Famous Plays: NohIzutsu(The Well Curb)
- Category： Third Number of scenes：Two Location：Ariwara Temple, Yamato (Present-day Tenri City, Nara Prefecture)
Source：The Tales of Ise Season：Autumn
SummaryAbout love for a childhood friend shown by a dance performed wearing his memento
A traveling priest visits an old temple connected to poet Ariwara no Narihira. There, a village woman (mae-shite) describes the love affair between Narihira and the daughter of Ki no Aritsune. The woman says that she is this daughter and then disappears. That evening, the ghost (nochi-shite) of the daughter who appears in the priest’s dream dances wearing the clothing that Narihira left behind. The ghost stares at her reflection in the well water and thinks fondly of her days with him. When dawn comes, the ghost disappears.
This play is a leading example of mugen (fantasy) Noh that was created based on a story in “The Tales of Ise” about childhood friends who fall in love after they have reached adulthood. Reminiscence of events that happened after the two were married as well as of days dating back to their childhood heightens the daughter’s feelings and evokes deep emotions in her.
Watch videoFeelings for Narihira are shown by a dance performed wearing his clothing
The daughter appears looking like a man and dances quietly thinking about Narihira. She brushes aside the Japanese pampas grass that is growing on the well curb (rim around the well) and stares at the reflection on the water that shows herself in Narihira’s clothing.

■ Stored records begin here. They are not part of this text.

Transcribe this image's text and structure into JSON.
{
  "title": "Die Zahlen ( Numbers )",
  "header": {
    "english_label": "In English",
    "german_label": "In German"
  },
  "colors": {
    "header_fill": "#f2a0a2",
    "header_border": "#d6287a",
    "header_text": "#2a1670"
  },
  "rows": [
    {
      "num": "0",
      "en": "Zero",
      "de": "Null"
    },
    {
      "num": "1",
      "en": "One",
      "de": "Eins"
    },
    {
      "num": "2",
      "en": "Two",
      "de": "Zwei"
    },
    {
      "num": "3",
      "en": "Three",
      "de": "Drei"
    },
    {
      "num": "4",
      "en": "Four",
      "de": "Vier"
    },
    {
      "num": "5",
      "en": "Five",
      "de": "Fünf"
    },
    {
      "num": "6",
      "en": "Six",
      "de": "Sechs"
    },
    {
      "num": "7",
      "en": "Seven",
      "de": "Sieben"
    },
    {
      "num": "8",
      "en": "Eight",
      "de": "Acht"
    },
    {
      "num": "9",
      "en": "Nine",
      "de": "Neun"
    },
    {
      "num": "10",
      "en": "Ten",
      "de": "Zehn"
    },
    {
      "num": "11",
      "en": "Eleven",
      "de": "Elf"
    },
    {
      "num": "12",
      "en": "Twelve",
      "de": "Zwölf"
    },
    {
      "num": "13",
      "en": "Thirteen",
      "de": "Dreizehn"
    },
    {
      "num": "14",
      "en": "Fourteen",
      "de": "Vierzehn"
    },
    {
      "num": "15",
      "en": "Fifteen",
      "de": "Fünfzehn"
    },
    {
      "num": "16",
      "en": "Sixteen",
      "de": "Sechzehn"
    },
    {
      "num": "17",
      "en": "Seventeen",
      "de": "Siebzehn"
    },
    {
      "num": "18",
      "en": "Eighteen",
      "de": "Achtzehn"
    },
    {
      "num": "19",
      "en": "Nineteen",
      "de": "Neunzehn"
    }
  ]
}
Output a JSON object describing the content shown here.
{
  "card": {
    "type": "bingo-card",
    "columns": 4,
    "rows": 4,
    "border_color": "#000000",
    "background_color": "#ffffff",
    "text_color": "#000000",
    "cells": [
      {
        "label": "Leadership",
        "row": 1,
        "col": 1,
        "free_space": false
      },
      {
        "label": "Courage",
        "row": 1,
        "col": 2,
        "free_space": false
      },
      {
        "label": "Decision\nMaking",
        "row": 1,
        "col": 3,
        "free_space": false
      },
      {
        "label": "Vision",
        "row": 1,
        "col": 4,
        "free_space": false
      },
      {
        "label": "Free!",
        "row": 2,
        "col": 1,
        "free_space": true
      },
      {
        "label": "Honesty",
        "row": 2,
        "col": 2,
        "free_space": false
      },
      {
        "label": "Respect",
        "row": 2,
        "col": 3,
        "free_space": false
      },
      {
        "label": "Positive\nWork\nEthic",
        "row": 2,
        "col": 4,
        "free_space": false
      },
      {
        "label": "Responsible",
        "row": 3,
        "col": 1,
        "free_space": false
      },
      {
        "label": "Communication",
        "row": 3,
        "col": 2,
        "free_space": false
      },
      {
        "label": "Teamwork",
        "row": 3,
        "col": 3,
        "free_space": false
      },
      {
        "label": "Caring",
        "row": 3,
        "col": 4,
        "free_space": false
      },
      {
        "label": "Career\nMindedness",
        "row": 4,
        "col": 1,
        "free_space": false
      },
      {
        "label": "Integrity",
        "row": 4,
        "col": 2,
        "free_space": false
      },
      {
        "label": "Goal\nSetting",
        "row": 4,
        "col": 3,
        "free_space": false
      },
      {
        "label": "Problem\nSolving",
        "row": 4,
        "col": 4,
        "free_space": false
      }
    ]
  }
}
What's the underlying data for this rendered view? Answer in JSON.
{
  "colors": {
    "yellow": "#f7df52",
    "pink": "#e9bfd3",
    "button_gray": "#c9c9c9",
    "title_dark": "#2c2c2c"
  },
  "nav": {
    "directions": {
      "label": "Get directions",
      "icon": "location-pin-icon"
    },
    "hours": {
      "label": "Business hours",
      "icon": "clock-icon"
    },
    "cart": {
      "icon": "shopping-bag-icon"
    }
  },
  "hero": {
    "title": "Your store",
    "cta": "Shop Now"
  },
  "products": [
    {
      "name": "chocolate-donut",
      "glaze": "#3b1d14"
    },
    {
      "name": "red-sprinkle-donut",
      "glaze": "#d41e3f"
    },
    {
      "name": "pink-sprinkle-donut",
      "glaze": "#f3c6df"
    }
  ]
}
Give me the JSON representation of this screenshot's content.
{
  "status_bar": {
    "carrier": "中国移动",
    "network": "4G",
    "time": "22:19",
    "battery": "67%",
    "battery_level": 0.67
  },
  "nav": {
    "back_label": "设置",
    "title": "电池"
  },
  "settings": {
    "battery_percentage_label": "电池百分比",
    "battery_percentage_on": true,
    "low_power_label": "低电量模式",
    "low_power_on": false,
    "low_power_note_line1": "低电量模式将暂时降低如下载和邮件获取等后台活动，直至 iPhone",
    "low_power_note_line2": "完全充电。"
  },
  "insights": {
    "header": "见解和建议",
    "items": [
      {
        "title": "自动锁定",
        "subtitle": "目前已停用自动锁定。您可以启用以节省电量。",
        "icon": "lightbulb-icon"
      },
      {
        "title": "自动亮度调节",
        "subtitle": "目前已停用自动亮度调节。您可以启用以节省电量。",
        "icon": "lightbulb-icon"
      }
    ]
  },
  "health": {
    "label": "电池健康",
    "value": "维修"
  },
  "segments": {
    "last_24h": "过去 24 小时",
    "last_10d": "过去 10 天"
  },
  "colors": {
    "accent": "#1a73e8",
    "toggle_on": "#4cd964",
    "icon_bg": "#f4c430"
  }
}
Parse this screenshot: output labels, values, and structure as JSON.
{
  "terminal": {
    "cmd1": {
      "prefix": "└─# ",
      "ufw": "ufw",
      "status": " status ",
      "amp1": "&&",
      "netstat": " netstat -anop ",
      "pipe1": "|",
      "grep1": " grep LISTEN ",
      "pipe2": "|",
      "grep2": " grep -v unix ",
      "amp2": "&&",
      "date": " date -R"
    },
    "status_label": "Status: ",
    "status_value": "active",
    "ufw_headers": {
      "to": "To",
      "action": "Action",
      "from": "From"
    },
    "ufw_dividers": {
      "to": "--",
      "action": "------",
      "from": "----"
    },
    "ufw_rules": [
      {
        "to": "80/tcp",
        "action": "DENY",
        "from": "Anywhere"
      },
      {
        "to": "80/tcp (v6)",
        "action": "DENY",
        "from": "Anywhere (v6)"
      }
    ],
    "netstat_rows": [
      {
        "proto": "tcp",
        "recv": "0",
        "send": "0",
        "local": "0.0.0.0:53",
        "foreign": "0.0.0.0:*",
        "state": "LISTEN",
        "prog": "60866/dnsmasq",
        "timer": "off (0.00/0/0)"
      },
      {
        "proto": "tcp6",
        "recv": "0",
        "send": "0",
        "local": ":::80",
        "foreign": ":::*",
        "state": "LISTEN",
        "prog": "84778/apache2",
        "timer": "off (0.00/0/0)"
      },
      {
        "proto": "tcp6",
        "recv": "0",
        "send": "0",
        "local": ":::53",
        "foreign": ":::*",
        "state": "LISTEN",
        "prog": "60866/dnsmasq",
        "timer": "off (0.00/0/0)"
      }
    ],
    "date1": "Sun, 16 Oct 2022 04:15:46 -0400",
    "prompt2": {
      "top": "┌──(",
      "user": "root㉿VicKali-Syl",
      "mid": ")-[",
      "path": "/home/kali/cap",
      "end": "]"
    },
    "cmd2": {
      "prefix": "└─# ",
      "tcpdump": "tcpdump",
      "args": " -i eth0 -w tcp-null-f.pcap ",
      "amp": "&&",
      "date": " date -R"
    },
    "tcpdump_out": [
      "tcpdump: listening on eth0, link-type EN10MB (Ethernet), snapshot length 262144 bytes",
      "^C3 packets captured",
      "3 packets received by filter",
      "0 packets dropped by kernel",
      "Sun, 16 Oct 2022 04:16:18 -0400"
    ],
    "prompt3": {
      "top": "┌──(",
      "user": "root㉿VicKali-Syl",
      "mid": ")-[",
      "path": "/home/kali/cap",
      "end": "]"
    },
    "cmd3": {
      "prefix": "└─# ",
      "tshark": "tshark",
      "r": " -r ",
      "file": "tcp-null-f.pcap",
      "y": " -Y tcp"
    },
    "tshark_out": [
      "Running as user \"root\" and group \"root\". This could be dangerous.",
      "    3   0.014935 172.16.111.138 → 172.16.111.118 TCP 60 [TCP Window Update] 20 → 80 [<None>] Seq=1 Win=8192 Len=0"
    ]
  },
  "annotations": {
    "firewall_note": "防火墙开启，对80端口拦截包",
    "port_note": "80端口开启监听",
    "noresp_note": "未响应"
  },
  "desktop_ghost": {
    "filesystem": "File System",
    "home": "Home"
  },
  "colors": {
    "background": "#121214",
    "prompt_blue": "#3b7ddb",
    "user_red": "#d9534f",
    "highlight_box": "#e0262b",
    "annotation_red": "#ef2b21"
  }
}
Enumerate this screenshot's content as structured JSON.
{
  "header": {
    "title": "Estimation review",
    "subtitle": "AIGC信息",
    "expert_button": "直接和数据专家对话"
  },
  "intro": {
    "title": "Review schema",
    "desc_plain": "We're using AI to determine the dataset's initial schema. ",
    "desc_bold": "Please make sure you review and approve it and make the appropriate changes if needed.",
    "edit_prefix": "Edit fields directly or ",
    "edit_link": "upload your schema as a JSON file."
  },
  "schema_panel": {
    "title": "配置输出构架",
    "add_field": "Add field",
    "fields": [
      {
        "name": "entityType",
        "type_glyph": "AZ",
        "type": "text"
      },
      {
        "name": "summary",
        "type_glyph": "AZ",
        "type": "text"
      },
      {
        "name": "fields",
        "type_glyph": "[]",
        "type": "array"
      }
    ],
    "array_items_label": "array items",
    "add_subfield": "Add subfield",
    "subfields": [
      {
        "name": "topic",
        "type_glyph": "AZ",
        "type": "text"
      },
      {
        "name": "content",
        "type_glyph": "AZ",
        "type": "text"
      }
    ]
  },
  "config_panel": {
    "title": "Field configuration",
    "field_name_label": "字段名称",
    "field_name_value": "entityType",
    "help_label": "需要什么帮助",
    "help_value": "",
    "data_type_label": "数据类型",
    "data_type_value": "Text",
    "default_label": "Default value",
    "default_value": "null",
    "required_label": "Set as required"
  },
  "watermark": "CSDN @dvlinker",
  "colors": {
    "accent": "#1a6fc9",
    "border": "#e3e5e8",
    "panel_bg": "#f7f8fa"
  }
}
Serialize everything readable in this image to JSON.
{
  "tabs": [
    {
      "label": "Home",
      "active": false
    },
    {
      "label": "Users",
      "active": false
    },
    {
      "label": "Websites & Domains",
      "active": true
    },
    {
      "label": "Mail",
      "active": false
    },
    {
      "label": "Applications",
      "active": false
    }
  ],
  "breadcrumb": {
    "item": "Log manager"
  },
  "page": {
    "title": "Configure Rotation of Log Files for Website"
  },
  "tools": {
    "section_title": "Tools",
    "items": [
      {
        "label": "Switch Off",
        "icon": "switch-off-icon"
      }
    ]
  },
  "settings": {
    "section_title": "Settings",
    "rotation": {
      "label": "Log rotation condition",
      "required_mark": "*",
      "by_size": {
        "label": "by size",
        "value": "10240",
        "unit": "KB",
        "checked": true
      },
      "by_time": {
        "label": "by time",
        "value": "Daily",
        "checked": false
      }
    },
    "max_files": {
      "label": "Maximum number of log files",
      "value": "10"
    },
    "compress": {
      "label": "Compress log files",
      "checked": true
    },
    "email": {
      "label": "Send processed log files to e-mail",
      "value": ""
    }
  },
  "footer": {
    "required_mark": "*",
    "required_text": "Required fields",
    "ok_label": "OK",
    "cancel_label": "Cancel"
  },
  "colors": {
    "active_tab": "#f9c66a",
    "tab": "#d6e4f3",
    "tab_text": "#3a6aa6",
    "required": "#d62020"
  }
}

She then disappears like a withering flower that leaves behind only its scent.
Ariwara Temple, which is depicted as a dilapidated temple in the play, was located in Isonokami (present-day Tenri City) in Yamato and continued to exist. It was demolished in the early part (19th century) of Meiji period and is now Ariwara Shrine.
The play takes place in an autumn evening under the moonlight. You can hear the sound of the wind blowing on the pine trees in the temple’s ill-kept garden. Japanese pampas grass grows on the well where the daughter is staring into her reflection on the water.
The source of this play is “The Tales of Ise,” which is a collection of stories based on waka poems, and many poems are cited. In particular, the two lines that the childhood couple says to each other epitomize the sentiment of falling in love. “We marked our height on the well curb. Since I last saw you it seems I have grown taller, well past those measurements on the well curb.” “The parted hair I used to compare against yours now hangs far below my shoulders. If not for you, for whom shall I put it up?”
November 11, 2006
National Noh Theatre
“Izutsu (The Well Curb),” Kanze School
Characters and Performers
Village Woman (mae-shite): Yamamoto Nobuyuki
Ghost of the Daughter of Ki no Aritsune (nochi-shite): Yamamoto Nobuyuki
Traveling Priest (waki): Kudo Kazuya
Villager (ai): Takazawa Yusuke
Koken (stage assistant): Kanze Tetsunojo IX, Asami Jiichi
Flute player: Akai Keizo
Shoulder drum player: Yokoyama Haruaki
Hip drum player: Kamei Tadao
Rear row: Wakamatsu Takeshi, Okada Reiji, Shimizu Kanji, Nishimura Takao
Front row: Tanimoto Kengo, Nagayama Keizo, Umano Masaki, Shibata Minoru